Let’s see what sort of thing happens when we combine the myopia of such experts and the obliviousness of the public with 0.8 degrees Celsius of global warming above pre-industrial levels. Note – I don’t like to quote textbooks at length but in this case it’s worth it.
Act I: In Which the Stage for the Disaster is Properly Set
“Prior to human arrival, burning of lodgepole pine occurred randomly, resulting in a patchwork of fire scars, time-since-fire histories, and age stands of lodgepole. After approximately 1920, effective fire fighting [watch your ass, geniuses at work] changed this pattern. Fires no longer raged out of control; the random mosaic of past burns was gradually turned into large areas of even-aged stands, interrupted by areas that had been logged.” (See Lee Hannah, Climate Change Biology, 2011, p. 108).
Act II: In Which a Vast Horde of Crazed Beetles Descends
“Outbreaks of mountain pine beetle Dendroctonus ponerosae in western North America have resulted in the death of more than 100 million lodgepole pines (Pinus contorta). In British Columbia alone, more than 80 million trees have been lost across an area in excess of 450,000 ha [hectares]. The beetle is killed by winter temperatures below – 35 degrees C. Successive winters without killing temperatures resulted in population growth in mountain pine beetles in the 1980s and again from 1997 onward. Warmer winters and earlier springs meant that bark beetles could complete multiple life cycles in a single growing season, resulting in population explosions…The beetle is a natural occupant of healthy forests, but its numbers are kept in check by a diversity of tree species and ages. [However,] Fire suppression and logging have resulted in large areas of even-aged, mature trees susceptible to beetle attack, whereas warm winters have promoted population growth sufficient for an outbreak causing widespread devastation.” (See Hannah, p. 95).

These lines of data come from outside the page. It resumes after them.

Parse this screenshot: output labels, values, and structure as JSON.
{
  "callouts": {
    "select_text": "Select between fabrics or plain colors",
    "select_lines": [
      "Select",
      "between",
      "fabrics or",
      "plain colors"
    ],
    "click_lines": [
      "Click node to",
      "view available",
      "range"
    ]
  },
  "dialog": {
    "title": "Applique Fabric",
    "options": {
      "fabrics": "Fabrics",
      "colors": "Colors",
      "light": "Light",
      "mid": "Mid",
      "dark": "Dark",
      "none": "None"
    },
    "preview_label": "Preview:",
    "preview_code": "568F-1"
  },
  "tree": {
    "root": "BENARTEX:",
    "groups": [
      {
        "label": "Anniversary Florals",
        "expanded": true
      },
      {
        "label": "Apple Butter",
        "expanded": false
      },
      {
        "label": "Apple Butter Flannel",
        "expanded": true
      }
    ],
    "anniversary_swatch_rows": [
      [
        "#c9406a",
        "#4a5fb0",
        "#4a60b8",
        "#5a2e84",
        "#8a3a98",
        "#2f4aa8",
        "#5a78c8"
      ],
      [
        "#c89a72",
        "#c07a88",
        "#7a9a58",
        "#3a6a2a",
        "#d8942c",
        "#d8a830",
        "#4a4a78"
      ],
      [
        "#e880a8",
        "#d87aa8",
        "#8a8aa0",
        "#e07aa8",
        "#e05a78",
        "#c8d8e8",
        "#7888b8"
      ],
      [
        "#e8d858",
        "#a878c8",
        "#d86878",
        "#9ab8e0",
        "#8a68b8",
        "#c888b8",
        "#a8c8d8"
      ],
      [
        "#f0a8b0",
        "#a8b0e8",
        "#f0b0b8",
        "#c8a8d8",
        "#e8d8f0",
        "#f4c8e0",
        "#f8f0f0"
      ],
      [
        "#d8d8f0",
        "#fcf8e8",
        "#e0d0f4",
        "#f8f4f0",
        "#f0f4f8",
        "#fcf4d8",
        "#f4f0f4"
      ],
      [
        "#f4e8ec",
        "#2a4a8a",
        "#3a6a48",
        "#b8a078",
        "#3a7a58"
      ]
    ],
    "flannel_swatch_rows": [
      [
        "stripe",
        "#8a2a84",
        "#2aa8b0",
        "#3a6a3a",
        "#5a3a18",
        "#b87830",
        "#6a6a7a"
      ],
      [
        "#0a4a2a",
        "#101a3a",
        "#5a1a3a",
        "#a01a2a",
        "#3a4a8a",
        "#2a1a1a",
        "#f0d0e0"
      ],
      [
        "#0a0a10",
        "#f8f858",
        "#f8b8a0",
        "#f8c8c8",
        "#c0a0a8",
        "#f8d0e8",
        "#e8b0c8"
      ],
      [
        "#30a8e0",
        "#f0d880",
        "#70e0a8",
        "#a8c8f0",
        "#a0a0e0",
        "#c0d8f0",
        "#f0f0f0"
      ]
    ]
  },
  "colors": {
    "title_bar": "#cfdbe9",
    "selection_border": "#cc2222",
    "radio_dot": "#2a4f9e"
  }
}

Act III: In Which This Cascades Into Killin’ Critters
The pine beetle has also invaded the high elevation, long-lived Whitebark pine in Idaho, Montana, and Wyoming. Grizzly Bear cubs feed on the fat-laden Whitebark pine seeds in the fall and early spring, and because there are fewer such seeds, there have been fewer such cubs in Yellowstone National Park. Which in turn has affected the populations of animals upon which the bears feed. The demise of these trees is also resulting in reduced stream flows, which in turn is offing the number of trout in the streams. (See Hannah, pp. 111-113; Michelle Nujhuis, “Global Warming’s Unlikely Harbingers,” July 19, 2004, issue of High Country News).
Hannah’s textbook doesn’t say whether the geniuses who set up 100 million lodgepole pines to get mowed down by pine beetles also helped make the Whitebark pines more vulnerable to beetles.
But common sense tells you, yes.
Act IV: In Which Pine Beetles Invade the Universe
Warming has allowed the beetle to extend its range northwards in British Columbia, breaching the Continental Divide, the last effective barrier between the beetle and eastern pine plantations…Eastern forests of jack pine [stretching way the hell across Canada] may now be vulnerable to mountain pine beetle outbreaks. If the beetle is able to establish and move through jack pine, it is likely to extend its range across Canada and into the forests of the eastern seaboard…the range may eventually extend into the great loblolly pine regions of the U.S. Southeast [stretching from eastern Virginia down through the Carolinas, into the Deep South and over into East Texas], decimating stands of large commercial and biological importance (Hannah, pp. 109-110).
With the hindsight that innumerable climate change disasters will someday offer, pissed off future generations will see that a factor in our throwing away their future was our civilized ignorance of wild habitats. They will say to themselves, those mothers’ brains went bad.